Data records for software interfaces
▬▬▬

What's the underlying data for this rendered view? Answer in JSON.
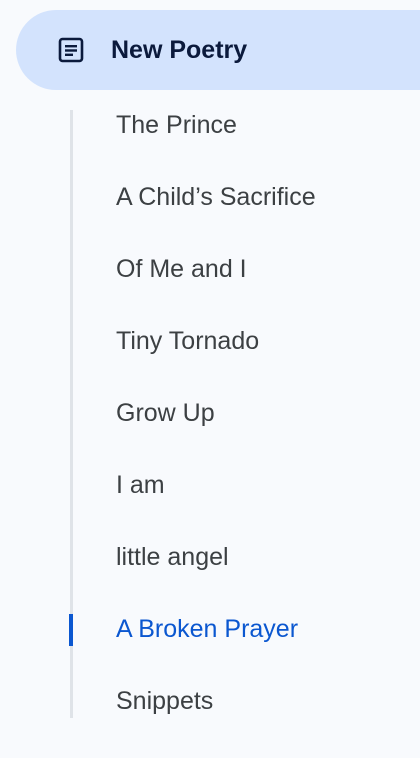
{
  "outline": {
    "document": {
      "title": "New Poetry",
      "icon": "document-lines-icon"
    },
    "headings": [
      {
        "label": "The Prince",
        "active": false
      },
      {
        "label": "A Child’s Sacrifice",
        "active": false
      },
      {
        "label": "Of Me and I",
        "active": false
      },
      {
        "label": "Tiny Tornado",
        "active": false
      },
      {
        "label": "Grow Up",
        "active": false
      },
      {
        "label": "I am",
        "active": false
      },
      {
        "label": "little angel",
        "active": false
      },
      {
        "label": "A Broken Prayer",
        "active": true
      },
      {
        "label": "Snippets",
        "active": false
      }
    ],
    "colors": {
      "header_bg": "#d3e3fd",
      "active_text": "#0b57d0",
      "text": "#3c4043",
      "track": "#dfe3e8"
    }
  }
}
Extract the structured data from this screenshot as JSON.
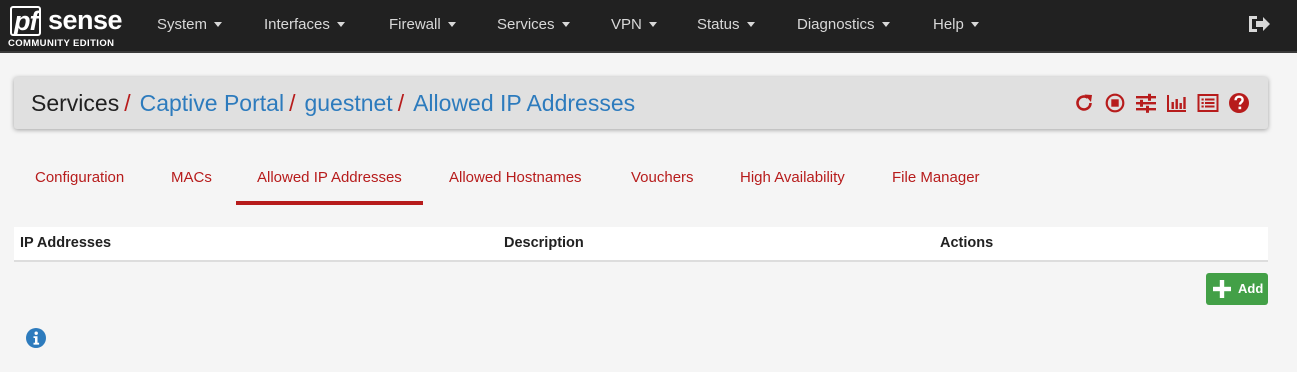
{
  "brand": {
    "pf": "pf",
    "sense": "sense",
    "edition": "COMMUNITY EDITION"
  },
  "nav": {
    "items": [
      {
        "label": "System"
      },
      {
        "label": "Interfaces"
      },
      {
        "label": "Firewall"
      },
      {
        "label": "Services"
      },
      {
        "label": "VPN"
      },
      {
        "label": "Status"
      },
      {
        "label": "Diagnostics"
      },
      {
        "label": "Help"
      }
    ],
    "logout_icon": "sign-out-icon"
  },
  "breadcrumb": {
    "root": "Services",
    "level1": "Captive Portal",
    "level2": "guestnet",
    "current": "Allowed IP Addresses",
    "separator": "/",
    "icons": [
      "restart-icon",
      "stop-icon",
      "settings-sliders-icon",
      "bar-chart-icon",
      "list-log-icon",
      "help-icon"
    ]
  },
  "tabs": [
    {
      "label": "Configuration"
    },
    {
      "label": "MACs"
    },
    {
      "label": "Allowed IP Addresses",
      "active": true
    },
    {
      "label": "Allowed Hostnames"
    },
    {
      "label": "Vouchers"
    },
    {
      "label": "High Availability"
    },
    {
      "label": "File Manager"
    }
  ],
  "table": {
    "headers": [
      "IP Addresses",
      "Description",
      "Actions"
    ],
    "rows": []
  },
  "actions": {
    "add_label": "Add",
    "add_icon": "plus-icon"
  },
  "info_icon": "info-circle-icon",
  "colors": {
    "navbar": "#212121",
    "accent_red": "#b71c1c",
    "link_blue": "#2d7bbd",
    "add_green": "#43a047",
    "info_blue": "#2d7bbd"
  }
}
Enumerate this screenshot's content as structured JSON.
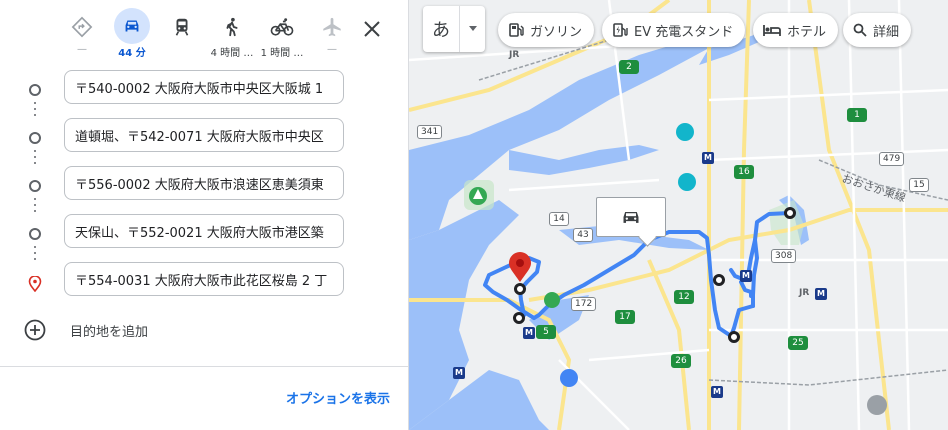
{
  "travel_modes": [
    {
      "name": "best",
      "label": "—"
    },
    {
      "name": "driving",
      "label": "44 分"
    },
    {
      "name": "transit",
      "label": ""
    },
    {
      "name": "walking",
      "label": "4 時間 …"
    },
    {
      "name": "cycling",
      "label": "1 時間 …"
    },
    {
      "name": "flight",
      "label": "—"
    }
  ],
  "stops": [
    "〒540-0002 大阪府大阪市中央区大阪城 1",
    "道頓堀、〒542-0071 大阪府大阪市中央区",
    "〒556-0002 大阪府大阪市浪速区恵美須東",
    "天保山、〒552-0021 大阪府大阪市港区築",
    "〒554-0031 大阪府大阪市此花区桜島 2 丁"
  ],
  "add_destination": "目的地を追加",
  "options_link": "オプションを表示",
  "map": {
    "ime_char": "あ",
    "chips": [
      "ガソリン",
      "EV 充電スタンド",
      "ホテル",
      "詳細"
    ],
    "label_osaka_loop": "おおさか東線",
    "shields": [
      "341",
      "43",
      "172",
      "17",
      "5",
      "2",
      "1",
      "16",
      "479",
      "308",
      "15",
      "12",
      "25",
      "14",
      "26"
    ],
    "route_color": "#4285f4"
  }
}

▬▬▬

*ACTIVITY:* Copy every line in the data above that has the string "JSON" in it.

*ANSWER:*
What's the underlying data for this rendered view? Answer in JSON.
Extract the structured data from this screenshot as JSON.
Enumerate this screenshot's content as structured JSON.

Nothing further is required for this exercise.